▶ The problem
Work out how many lines in the material beneath contain "initial". Give only that number.

▶ Data
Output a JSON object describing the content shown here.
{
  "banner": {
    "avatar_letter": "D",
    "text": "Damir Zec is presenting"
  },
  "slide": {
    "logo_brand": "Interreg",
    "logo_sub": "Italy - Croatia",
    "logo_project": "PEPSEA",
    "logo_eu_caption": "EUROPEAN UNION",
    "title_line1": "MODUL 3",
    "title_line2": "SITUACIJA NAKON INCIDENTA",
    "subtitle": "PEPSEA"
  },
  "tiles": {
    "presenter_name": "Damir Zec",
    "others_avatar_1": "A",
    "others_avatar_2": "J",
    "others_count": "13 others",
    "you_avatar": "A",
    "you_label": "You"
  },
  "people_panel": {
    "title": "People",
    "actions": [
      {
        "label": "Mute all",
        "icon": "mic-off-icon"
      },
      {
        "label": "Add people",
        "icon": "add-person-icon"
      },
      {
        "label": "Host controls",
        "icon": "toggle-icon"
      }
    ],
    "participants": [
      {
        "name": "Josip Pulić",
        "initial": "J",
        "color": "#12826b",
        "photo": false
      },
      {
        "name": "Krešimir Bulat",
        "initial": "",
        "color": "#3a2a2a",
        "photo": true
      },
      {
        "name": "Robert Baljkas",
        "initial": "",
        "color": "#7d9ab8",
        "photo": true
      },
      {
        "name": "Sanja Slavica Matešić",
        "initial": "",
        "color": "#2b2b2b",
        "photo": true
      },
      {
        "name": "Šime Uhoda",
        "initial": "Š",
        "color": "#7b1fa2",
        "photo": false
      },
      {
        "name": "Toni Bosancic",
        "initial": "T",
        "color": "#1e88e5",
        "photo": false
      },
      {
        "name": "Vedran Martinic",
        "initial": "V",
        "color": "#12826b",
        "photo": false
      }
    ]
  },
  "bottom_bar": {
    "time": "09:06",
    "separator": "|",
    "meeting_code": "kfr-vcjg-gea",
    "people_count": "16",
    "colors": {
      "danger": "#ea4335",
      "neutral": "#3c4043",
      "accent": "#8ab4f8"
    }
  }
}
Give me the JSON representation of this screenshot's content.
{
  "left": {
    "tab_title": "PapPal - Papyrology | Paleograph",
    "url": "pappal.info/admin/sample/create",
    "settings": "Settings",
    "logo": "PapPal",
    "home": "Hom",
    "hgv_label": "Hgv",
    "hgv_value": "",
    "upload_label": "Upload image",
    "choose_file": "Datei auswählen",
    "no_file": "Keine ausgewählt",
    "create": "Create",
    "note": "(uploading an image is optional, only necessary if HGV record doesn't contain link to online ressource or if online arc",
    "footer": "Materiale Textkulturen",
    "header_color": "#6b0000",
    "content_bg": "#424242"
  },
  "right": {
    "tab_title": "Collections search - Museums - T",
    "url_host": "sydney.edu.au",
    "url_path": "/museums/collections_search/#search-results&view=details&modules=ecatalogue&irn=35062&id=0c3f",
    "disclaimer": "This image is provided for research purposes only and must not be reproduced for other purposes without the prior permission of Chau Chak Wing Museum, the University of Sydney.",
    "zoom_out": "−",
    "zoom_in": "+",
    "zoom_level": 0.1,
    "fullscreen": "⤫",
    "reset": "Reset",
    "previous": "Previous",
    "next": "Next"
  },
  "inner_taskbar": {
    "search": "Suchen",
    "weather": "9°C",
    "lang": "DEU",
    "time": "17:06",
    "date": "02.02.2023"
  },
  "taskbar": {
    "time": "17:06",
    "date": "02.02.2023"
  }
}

▶ Expected answer
7